Following on from discussions that emerged during Judge Becroft’s presentation during the Youth 2010 The Big Download Conference held 02 February 2010 sponsored by TelstraClear, consideration also centred on whether the small group of persistent offenders, who are recognised as needing an ex-pert multi-system approach, would be better dealt with using government or community resources.
Should community resources be more appropriately directed at the wider group of youth offenders whose offending can be shut down by firm, prompt and creative community-based intervention?
There are two types of troubled youth: the majority (80%) of those that appear before the Youth Court are responsible for roughly 20% of offences. Most of those in this group grow out of this behaviour by the time they reach their mid-20’s. Serious offend-ers represent a small group (around 5 to 15%). This group accounts for around 40-60% of all youth offending.
Strategically, the big gains are to be had among the small group of serious young offenders. However, the significantly larger, peripheral group (the 80%) would greatly benefit from preventative programmes that would help avert negative behaviours.
There are common characteristics that exist among the serious young of-fenders:
- Anti-social peers;
- Disconnectedness with the community;
- Learning disabilities/conduct disorders;
- Family dysfunction/disadvantage; lack of positive male role models;
- Abuse, neglect and previous involvement with Child, Youth and Family services;
- Socio-economic disadvantages. Almost all violent offenders stem from this group;
- Between 70-80% have a drug and/or alcohol problem. A significant num-ber are drug dependent/ addicted;
- More than 80% are male. However, the number of young women who offend, especially violently, seems to be increasing;
- At least 50 percent are Māori. In areas of high Māori population, the Māori appearance rate at youth courts is closer to 90%; and,
- Poor school attendance and participation. An estimated 2,000 school-age students are lost to New Zealand’s education system and are not enrolled at any school.
There are four pillars that together create a positive and supportive framework and help create a recipe for success in the life of a young person. The failure of any one of these supports can create a risk factor:
The recipe for success requires that we know and understand the issues facing young people – target them and work with them. These include:
- Physical Abuse
- Drugs and alcohol
- Family violence
Recent research reveals brain development remains incomplete among youth. Frontal lobe development – responsible for exercising sound judgment, wisdom and common sense, does not fully mature until age 25-30.
MAKING A DIFFERENCE
New Zealand has a poor record when it comes to young people’s health and wellbeing. Our rates of youth suicide, school dropouts, incarceration, death from vehicle injuries, unplanned pregnancies, and drug and alcohol use, are among the highest in the western world.
In February 2010, an online survey commissioned by TelstraClear and the Foundation for Youth Dev-elopment (FYD), revealed that though many teenagers believe New Zealand is a great place to live; in reality many of them see their future in another country.

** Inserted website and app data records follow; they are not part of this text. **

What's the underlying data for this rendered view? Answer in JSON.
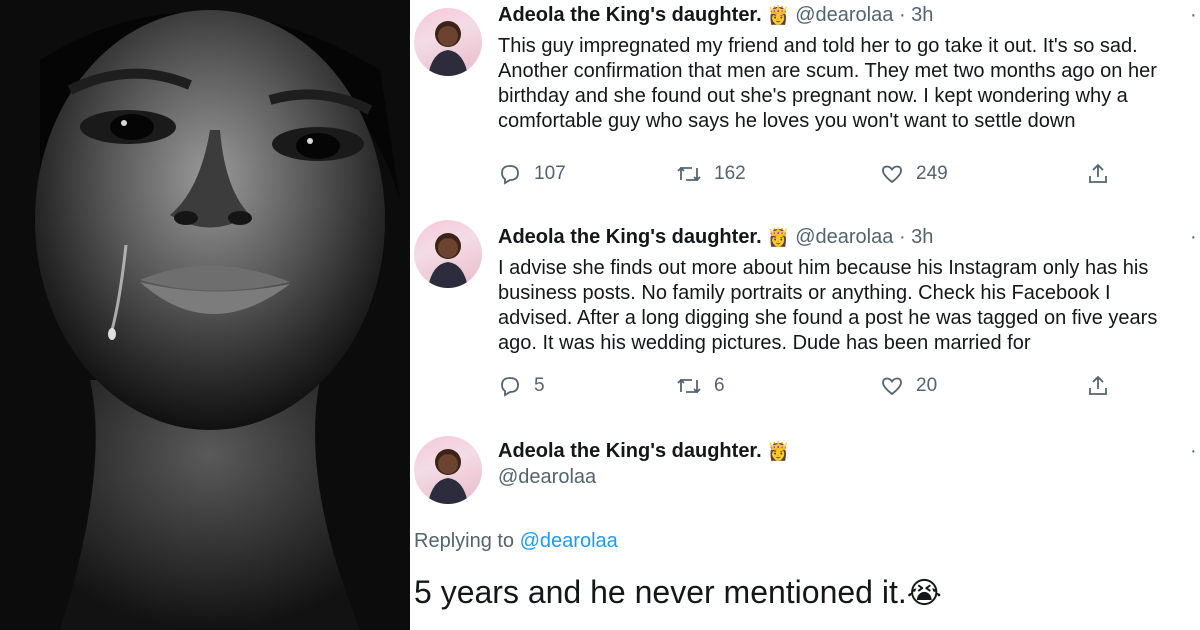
{
  "tweets": [
    {
      "author": "Adeola the King's daughter.",
      "badge_emoji": "👸",
      "handle": "@dearolaa",
      "separator": "·",
      "time": "3h",
      "lines": [
        "This guy impregnated my friend and told her to go take it out. It's so sad.",
        "Another confirmation that men are scum. They met two months ago on her",
        "birthday and she found out she's pregnant now. I kept wondering why a",
        "comfortable guy who says he loves you won't want to settle down"
      ],
      "replies": "107",
      "retweets": "162",
      "likes": "249"
    },
    {
      "author": "Adeola the King's daughter.",
      "badge_emoji": "👸",
      "handle": "@dearolaa",
      "separator": "·",
      "time": "3h",
      "lines": [
        "I advise she finds out more about him because his Instagram only has his",
        "business posts. No family portraits or anything. Check his Facebook I",
        "advised. After a long digging she found a post he was tagged on five years",
        "ago. It was his wedding pictures. Dude has been married for"
      ],
      "line4_emoji": "😭",
      "replies": "5",
      "retweets": "6",
      "likes": "20"
    }
  ],
  "detail": {
    "author": "Adeola the King's daughter.",
    "badge_emoji": "👸",
    "handle": "@dearolaa",
    "replying_prefix": "Replying to",
    "replying_to": "@dearolaa",
    "text": "5 years and he never mentioned it.",
    "text_emoji": "😭"
  },
  "icons": {
    "reply": "reply-icon",
    "retweet": "retweet-icon",
    "like": "heart-icon",
    "share": "share-icon",
    "more": "more-icon"
  },
  "colors": {
    "text": "#14171a",
    "muted": "#536471",
    "link": "#1d9bf0"
  }
}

Significant numbers said they have deep concerns about ever getting a good job, or being able to own their own home. They have a sense of disconnection with their community and lack the confidence to achieve the things they want to do in their lives.

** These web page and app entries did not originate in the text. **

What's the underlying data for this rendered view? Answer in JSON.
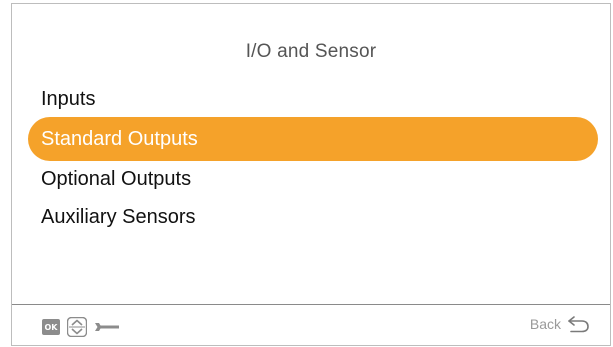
{
  "header": {
    "title": "I/O and Sensor"
  },
  "menu": {
    "items": [
      {
        "label": "Inputs",
        "selected": false
      },
      {
        "label": "Standard Outputs",
        "selected": true
      },
      {
        "label": "Optional Outputs",
        "selected": false
      },
      {
        "label": "Auxiliary Sensors",
        "selected": false
      }
    ]
  },
  "footer": {
    "ok_label": "OK",
    "back_label": "Back",
    "icons": [
      "ok-icon",
      "up-down-arrows-icon",
      "wrench-icon",
      "back-arrow-icon"
    ]
  },
  "colors": {
    "selection_highlight": "#f5a22a",
    "title_text": "#555555",
    "item_text": "#111111",
    "selected_text": "#ffffff",
    "footer_icon": "#8c8c8c"
  }
}
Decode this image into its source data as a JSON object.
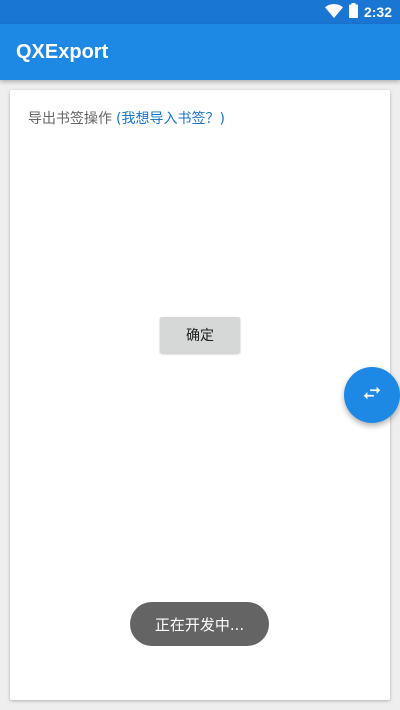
{
  "status_bar": {
    "time": "2:32",
    "wifi_icon": "wifi-icon",
    "battery_icon": "battery-icon"
  },
  "app_bar": {
    "title": "QXExport"
  },
  "card": {
    "export_label": "导出书签操作",
    "import_link": "(我想导入书签？)",
    "confirm_button": "确定"
  },
  "fab": {
    "icon": "swap-icon"
  },
  "toast": {
    "text": "正在开发中..."
  },
  "colors": {
    "status_bar": "#1976d2",
    "app_bar": "#1e88e5",
    "link": "#1976d2",
    "fab": "#1e88e5",
    "toast": "#646464",
    "button": "#d6d7d7"
  }
}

We believe a combined approach to youth development is the most effective. This involves national and local government agencies, the social services sector, NGOs and New Zealand corporates working together to help grow our young people into committed, healthy New Zealanders.
It requires the integrated involvement of all those working with New Zealand’s youth, underpinned by the commercial capabilities of the country’s business leaders.

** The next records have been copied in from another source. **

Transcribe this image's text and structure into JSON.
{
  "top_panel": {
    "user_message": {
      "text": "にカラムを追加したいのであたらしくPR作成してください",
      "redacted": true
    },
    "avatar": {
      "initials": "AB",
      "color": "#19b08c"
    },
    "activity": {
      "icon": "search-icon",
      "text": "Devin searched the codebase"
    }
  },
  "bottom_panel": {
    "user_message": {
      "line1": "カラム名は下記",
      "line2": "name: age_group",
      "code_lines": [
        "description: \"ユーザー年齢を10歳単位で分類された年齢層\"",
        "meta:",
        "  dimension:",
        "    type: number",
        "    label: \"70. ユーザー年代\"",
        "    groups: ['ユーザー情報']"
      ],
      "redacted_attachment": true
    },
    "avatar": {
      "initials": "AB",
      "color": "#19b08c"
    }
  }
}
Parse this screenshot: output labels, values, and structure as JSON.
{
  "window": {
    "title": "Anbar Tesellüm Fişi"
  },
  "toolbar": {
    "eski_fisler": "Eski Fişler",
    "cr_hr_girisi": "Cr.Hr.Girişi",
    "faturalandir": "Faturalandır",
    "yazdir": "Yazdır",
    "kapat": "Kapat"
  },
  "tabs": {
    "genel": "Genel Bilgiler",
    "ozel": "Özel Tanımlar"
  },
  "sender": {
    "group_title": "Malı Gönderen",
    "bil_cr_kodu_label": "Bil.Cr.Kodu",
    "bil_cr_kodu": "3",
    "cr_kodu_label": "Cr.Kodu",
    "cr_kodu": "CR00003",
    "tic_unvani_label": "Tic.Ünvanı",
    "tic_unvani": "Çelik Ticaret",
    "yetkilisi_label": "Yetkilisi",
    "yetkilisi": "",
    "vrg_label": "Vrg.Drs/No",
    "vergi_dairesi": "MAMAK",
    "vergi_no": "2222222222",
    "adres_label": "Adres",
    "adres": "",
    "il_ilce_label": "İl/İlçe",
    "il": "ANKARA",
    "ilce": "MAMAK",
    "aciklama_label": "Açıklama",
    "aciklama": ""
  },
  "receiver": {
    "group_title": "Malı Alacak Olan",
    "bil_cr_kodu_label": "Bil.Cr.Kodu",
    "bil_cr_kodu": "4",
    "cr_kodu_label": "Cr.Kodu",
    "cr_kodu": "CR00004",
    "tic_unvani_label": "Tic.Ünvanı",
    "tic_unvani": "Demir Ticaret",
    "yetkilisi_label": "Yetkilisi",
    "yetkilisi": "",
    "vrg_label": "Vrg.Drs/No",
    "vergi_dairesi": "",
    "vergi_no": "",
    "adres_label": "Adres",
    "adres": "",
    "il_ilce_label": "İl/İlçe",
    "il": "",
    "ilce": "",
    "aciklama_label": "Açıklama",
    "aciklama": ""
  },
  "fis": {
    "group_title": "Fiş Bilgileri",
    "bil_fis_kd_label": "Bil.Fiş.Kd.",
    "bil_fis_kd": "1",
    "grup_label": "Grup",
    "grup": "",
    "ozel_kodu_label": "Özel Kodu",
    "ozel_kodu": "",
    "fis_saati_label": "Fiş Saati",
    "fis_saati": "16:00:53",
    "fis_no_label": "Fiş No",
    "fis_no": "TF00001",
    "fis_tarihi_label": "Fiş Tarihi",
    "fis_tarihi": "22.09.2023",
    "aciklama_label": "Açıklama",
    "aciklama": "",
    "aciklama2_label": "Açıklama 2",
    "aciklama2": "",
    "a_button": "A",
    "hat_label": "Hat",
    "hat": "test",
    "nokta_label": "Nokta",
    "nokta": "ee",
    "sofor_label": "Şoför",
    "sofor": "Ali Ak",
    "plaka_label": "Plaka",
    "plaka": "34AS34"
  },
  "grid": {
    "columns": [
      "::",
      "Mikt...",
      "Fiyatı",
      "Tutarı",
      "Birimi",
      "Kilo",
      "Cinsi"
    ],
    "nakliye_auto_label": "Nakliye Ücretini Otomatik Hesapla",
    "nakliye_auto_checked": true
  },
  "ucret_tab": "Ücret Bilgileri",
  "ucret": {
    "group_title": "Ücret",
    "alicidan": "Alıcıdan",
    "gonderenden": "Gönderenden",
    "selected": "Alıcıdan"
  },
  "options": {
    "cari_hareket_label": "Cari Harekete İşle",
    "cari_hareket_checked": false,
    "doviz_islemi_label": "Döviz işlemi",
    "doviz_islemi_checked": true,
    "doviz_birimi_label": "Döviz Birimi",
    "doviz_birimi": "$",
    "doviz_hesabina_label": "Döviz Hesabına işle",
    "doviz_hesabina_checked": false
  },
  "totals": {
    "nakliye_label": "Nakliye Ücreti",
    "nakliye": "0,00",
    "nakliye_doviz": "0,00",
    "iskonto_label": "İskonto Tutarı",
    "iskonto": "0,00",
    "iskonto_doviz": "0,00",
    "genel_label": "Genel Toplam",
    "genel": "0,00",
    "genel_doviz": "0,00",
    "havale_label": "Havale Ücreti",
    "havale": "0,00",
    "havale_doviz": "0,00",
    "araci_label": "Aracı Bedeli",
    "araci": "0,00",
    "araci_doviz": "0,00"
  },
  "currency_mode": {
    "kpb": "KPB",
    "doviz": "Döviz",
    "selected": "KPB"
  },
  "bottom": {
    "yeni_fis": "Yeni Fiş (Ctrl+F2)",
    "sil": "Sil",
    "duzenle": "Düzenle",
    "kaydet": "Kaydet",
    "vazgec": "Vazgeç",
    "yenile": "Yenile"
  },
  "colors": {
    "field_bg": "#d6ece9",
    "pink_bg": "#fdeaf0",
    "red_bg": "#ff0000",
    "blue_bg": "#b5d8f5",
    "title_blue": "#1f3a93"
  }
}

We all have a responsibility for creating a brighter future for New Zealand’s young people.
| Written By: Principal Youth Court Judge Andrew Becroft |